See? After all the highs and lows, sometimes things turn out just fine.

Magic on Chapel Hill Street

But back to the drink. It deserves getting back to. Sbagliato is Italian for “messed up” or “mistaken,” but really it refers to a busy bartender mistakenly substituting one ingredient for another, creating something even better in the process. I don’t know what this drink was supposed to be, but I can say that a busy bartender is a blessing to us all.

Shannon Healy — owner of Alley Twenty-Six, a bar named after the alley it borders (yes, Durham names its alleys) — invented the Cape Fear Sbagliato. He invented most of the cocktails on his menu, or modified old favorites, eight or nine drinks that change seasonally. Tastes linger, buds open, surprising things happen on your palate. And I could write an ode to his house-made ingredients. Shannon’s drinks have more layers to them than a wedding cake.

Alley Twenty-Six is a distillation of Shannon’s career and personality. It’s not a pretentious place, but it does take itself seriously. Behind the long, blond-wood bar is a line of top-shelf spirits. The ice cubes measure one and one-quarter inch, ensuring gradual dilution. The bartenders wear black pants, white shirts, and black bow ties. “We dress up so you don’t have to,” Shannon says.

There’s a piano here, too. One night not long ago, saxophonist Branford Marsalis arrived with a pianist, and they performed. It wasn’t advertised. Just one of those magical things that happen now on Chapel Hill Street in Durham, where magical things haven’t happened in a long time. Five years ago, this stretch of street was a lonely and very dark place.

Customers and friends

Shannon Healy is 44. He has a big laugh. He can be simultaneously warm and intense. He looks like a bartender; he could play one on TV. But he’s definitely not playing. He knows his business. He got his first restaurant job in 1985, and became a bartender in 1991. “He’s a self-made man,” says his wife, Andrea. His life was full of setbacks and wrong turns before the right one happened. Shannon sbagliato.

Shannon came to the Piedmont in the mid-’90s, the front man in a band. The musical career didn’t work out, but he became a fixture at Chapel Hill’s Crook’s Corner, where he worked for 12 years. This job was his turning point. “They care about food,” he says. “And drink.” Now, Shannon does, too. Alley Twenty-Six would not be here without Crook’s Corner. They’re family.

A bar can be a place, our place, a home away from home, a collection of disparate people with at least one shared interest. The art is to serve many but to make each of us think we’re the best of the customers — or not even customers, really, but friends, integral to the bar and what it means.
Alley Twenty-Six is like that.

When he found the space that would become his bar, Shannon called Andrea and said he’d found the spot. “It’s a dark place on a dark street,” he said. That’s what it was, but it’s not like that anymore. Once a month now, something new opens in the neighborhood, and although Shannon wasn’t the first here, he was an early adopter of this abandoned strip of city life.

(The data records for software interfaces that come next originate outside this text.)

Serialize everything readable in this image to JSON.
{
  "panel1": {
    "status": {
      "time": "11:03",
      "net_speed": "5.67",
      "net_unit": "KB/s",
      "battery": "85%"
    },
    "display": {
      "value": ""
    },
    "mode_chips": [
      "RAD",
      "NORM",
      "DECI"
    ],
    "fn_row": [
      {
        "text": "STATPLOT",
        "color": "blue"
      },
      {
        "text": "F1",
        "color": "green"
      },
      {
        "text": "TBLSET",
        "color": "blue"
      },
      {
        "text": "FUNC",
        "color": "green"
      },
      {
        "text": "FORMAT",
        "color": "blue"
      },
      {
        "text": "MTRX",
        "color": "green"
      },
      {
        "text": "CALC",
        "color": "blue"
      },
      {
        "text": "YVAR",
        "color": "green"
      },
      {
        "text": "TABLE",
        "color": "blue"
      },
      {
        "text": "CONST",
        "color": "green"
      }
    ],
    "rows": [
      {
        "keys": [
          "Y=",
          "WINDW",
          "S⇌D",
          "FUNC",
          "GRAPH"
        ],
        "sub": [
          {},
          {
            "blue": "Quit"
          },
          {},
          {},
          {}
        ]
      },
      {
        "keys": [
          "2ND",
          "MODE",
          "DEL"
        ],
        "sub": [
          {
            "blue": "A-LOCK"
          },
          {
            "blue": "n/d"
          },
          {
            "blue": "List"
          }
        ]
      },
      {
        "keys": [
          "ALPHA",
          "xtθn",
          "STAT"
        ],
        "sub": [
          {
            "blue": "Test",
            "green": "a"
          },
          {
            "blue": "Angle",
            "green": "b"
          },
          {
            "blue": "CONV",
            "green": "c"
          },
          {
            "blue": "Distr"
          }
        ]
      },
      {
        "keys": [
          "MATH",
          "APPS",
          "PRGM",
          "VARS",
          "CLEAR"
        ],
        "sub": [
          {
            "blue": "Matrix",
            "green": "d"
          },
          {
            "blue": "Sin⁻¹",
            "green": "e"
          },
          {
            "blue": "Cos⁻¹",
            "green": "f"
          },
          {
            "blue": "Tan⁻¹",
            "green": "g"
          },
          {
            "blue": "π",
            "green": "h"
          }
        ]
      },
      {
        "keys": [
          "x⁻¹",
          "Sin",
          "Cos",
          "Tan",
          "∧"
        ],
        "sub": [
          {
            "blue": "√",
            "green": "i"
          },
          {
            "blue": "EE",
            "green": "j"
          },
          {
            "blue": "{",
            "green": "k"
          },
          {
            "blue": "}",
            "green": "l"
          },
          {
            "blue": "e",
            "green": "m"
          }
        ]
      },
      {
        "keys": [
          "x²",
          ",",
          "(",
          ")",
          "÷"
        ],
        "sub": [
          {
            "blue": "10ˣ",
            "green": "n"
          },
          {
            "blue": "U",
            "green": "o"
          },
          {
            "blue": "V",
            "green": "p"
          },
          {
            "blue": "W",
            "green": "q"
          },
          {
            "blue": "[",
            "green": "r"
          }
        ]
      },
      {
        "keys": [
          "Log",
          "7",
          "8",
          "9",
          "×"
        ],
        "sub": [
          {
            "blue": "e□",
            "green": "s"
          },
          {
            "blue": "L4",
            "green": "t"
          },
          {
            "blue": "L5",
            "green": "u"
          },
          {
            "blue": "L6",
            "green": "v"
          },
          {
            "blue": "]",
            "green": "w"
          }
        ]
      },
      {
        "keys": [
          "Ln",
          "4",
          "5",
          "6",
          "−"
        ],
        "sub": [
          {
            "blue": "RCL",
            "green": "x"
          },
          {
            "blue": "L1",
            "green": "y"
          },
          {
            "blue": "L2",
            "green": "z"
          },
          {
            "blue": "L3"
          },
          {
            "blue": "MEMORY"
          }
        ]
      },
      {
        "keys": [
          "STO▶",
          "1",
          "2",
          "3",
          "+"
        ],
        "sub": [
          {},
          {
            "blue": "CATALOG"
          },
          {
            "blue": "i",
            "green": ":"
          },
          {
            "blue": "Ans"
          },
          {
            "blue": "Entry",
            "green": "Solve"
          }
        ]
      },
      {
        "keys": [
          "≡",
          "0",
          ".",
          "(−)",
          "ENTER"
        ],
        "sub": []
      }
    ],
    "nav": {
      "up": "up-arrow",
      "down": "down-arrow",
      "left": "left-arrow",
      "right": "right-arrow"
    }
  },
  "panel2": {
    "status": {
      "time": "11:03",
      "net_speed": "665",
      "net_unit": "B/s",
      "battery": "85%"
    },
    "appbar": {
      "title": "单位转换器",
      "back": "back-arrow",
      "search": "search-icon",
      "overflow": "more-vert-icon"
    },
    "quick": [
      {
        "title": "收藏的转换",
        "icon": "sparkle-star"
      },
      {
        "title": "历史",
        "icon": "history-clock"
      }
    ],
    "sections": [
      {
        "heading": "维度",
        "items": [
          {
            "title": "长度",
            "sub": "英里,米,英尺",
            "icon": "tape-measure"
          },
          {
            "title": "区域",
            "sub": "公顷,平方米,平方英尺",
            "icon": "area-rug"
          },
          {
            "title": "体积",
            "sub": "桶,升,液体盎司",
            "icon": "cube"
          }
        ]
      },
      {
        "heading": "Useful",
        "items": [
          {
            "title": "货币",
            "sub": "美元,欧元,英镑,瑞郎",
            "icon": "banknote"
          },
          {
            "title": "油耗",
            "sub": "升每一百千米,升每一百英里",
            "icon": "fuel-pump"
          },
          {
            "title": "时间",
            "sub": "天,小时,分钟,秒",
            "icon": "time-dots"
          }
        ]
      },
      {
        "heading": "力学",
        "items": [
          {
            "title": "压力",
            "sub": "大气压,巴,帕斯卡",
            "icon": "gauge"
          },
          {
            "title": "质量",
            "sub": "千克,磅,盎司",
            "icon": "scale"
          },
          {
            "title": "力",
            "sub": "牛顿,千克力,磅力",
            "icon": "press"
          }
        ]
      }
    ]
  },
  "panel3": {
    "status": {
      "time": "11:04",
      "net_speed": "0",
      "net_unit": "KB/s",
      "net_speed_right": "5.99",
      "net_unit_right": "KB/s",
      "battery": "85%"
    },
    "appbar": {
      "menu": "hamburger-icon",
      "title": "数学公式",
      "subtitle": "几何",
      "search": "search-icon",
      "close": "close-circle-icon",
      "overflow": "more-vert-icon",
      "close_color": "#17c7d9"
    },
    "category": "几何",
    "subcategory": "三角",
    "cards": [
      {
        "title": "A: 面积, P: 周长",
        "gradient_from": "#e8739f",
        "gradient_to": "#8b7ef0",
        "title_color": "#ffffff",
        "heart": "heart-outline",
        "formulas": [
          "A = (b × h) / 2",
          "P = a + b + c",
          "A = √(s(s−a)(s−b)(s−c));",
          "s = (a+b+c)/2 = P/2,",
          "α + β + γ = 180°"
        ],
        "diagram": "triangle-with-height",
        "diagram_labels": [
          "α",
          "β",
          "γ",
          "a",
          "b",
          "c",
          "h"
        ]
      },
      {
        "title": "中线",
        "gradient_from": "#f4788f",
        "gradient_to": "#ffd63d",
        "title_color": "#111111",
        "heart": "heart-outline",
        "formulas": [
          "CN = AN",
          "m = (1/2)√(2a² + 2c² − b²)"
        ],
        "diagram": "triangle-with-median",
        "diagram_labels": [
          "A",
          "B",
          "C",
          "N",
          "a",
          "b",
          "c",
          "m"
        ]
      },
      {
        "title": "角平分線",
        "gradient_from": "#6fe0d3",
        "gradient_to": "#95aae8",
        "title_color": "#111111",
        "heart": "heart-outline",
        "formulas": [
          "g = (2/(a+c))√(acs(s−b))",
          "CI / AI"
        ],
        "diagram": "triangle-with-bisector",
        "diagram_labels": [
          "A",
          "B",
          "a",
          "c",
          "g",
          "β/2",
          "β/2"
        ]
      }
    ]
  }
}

When I meet people, I secretly judge them in this way: If I were part of a small group trying to survive in a postapocalyptic landscape, would I want you in my tribe? What could you bring to the table to help us thrive in this new world? Shannon is a visionary, a pioneer, and a man who knows how to make a cocktail. I’d want him with us, for sure.

Alley Twenty-Six
320 East Chapel Hill Street
Durham, NC 27701
(919) 213-1267

This story was published on Sep 16, 2015

Daniel Wallace

Wallace is the J. Ross MacDonald Distinguished Professor of English and director of the Creative Writing Program at the University of North Carolina at Chapel Hill. He is the author of six novels, most recently Extraordinary Adventures. His illustrations have appeared in the Los Angeles Times, Italian Vanity Fair, and many other magazines and books. His novel, Big Fish, was made into a motion picture by Tim Burton in 2003.